**Task to complete:**
The entries underneath need to be duplicated exactly, with none omitted.

**Material provided:**
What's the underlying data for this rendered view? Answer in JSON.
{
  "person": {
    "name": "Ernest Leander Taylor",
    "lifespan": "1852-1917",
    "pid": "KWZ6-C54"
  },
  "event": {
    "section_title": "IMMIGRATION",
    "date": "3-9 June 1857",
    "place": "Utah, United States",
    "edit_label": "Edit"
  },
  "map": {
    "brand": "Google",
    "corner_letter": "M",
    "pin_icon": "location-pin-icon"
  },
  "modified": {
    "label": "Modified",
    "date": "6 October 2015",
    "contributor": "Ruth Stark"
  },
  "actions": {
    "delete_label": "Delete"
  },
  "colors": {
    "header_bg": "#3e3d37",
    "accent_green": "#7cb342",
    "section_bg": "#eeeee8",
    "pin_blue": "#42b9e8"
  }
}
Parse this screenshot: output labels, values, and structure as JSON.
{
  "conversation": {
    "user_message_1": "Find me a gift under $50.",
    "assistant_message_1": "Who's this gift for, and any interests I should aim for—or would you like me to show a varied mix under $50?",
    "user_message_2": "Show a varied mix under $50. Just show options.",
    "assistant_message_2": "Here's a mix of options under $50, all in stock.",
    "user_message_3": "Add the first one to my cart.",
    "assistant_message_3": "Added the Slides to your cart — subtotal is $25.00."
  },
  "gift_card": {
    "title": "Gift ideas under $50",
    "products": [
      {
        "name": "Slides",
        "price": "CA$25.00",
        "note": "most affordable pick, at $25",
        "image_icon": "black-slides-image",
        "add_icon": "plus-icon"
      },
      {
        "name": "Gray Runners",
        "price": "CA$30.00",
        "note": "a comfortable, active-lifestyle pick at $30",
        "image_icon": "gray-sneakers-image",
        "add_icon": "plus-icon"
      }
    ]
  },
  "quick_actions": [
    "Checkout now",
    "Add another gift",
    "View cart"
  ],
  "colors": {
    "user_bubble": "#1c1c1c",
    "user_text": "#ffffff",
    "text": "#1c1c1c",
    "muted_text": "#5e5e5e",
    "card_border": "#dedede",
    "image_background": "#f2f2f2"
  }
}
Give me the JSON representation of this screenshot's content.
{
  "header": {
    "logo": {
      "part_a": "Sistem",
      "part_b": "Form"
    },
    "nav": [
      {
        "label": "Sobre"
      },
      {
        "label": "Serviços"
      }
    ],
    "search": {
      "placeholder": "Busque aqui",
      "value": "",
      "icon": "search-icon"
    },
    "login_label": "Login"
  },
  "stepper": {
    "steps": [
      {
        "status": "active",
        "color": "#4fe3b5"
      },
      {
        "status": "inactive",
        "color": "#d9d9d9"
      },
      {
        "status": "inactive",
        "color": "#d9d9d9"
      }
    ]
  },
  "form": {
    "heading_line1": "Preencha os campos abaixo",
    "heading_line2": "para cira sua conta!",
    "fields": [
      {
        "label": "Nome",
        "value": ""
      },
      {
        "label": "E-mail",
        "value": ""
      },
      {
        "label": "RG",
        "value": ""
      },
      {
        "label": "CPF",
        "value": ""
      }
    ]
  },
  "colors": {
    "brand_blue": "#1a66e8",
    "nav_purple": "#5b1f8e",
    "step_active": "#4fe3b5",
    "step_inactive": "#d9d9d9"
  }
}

**Completed exercise:**
What's the underlying data for this rendered view? Answer in JSON.
{
  "person": {
    "name": "Ernest Leander Taylor",
    "lifespan": "1852-1917",
    "pid": "KWZ6-C54"
  },
  "event": {
    "section_title": "IMMIGRATION",
    "date": "3-9 June 1857",
    "place": "Utah, United States",
    "edit_label": "Edit"
  },
  "map": {
    "brand": "Google",
    "corner_letter": "M",
    "pin_icon": "location-pin-icon"
  },
  "modified": {
    "label": "Modified",
    "date": "6 October 2015",
    "contributor": "Ruth Stark"
  },
  "actions": {
    "delete_label": "Delete"
  },
  "colors": {
    "header_bg": "#3e3d37",
    "accent_green": "#7cb342",
    "section_bg": "#eeeee8",
    "pin_blue": "#42b9e8"
  }
}
Parse this screenshot: output labels, values, and structure as JSON.
{
  "conversation": {
    "user_message_1": "Find me a gift under $50.",
    "assistant_message_1": "Who's this gift for, and any interests I should aim for—or would you like me to show a varied mix under $50?",
    "user_message_2": "Show a varied mix under $50. Just show options.",
    "assistant_message_2": "Here's a mix of options under $50, all in stock.",
    "user_message_3": "Add the first one to my cart.",
    "assistant_message_3": "Added the Slides to your cart — subtotal is $25.00."
  },
  "gift_card": {
    "title": "Gift ideas under $50",
    "products": [
      {
        "name": "Slides",
        "price": "CA$25.00",
        "note": "most affordable pick, at $25",
        "image_icon": "black-slides-image",
        "add_icon": "plus-icon"
      },
      {
        "name": "Gray Runners",
        "price": "CA$30.00",
        "note": "a comfortable, active-lifestyle pick at $30",
        "image_icon": "gray-sneakers-image",
        "add_icon": "plus-icon"
      }
    ]
  },
  "quick_actions": [
    "Checkout now",
    "Add another gift",
    "View cart"
  ],
  "colors": {
    "user_bubble": "#1c1c1c",
    "user_text": "#ffffff",
    "text": "#1c1c1c",
    "muted_text": "#5e5e5e",
    "card_border": "#dedede",
    "image_background": "#f2f2f2"
  }
}
Give me the JSON representation of this screenshot's content.
{
  "header": {
    "logo": {
      "part_a": "Sistem",
      "part_b": "Form"
    },
    "nav": [
      {
        "label": "Sobre"
      },
      {
        "label": "Serviços"
      }
    ],
    "search": {
      "placeholder": "Busque aqui",
      "value": "",
      "icon": "search-icon"
    },
    "login_label": "Login"
  },
  "stepper": {
    "steps": [
      {
        "status": "active",
        "color": "#4fe3b5"
      },
      {
        "status": "inactive",
        "color": "#d9d9d9"
      },
      {
        "status": "inactive",
        "color": "#d9d9d9"
      }
    ]
  },
  "form": {
    "heading_line1": "Preencha os campos abaixo",
    "heading_line2": "para cira sua conta!",
    "fields": [
      {
        "label": "Nome",
        "value": ""
      },
      {
        "label": "E-mail",
        "value": ""
      },
      {
        "label": "RG",
        "value": ""
      },
      {
        "label": "CPF",
        "value": ""
      }
    ]
  },
  "colors": {
    "brand_blue": "#1a66e8",
    "nav_purple": "#5b1f8e",
    "step_active": "#4fe3b5",
    "step_inactive": "#d9d9d9"
  }
}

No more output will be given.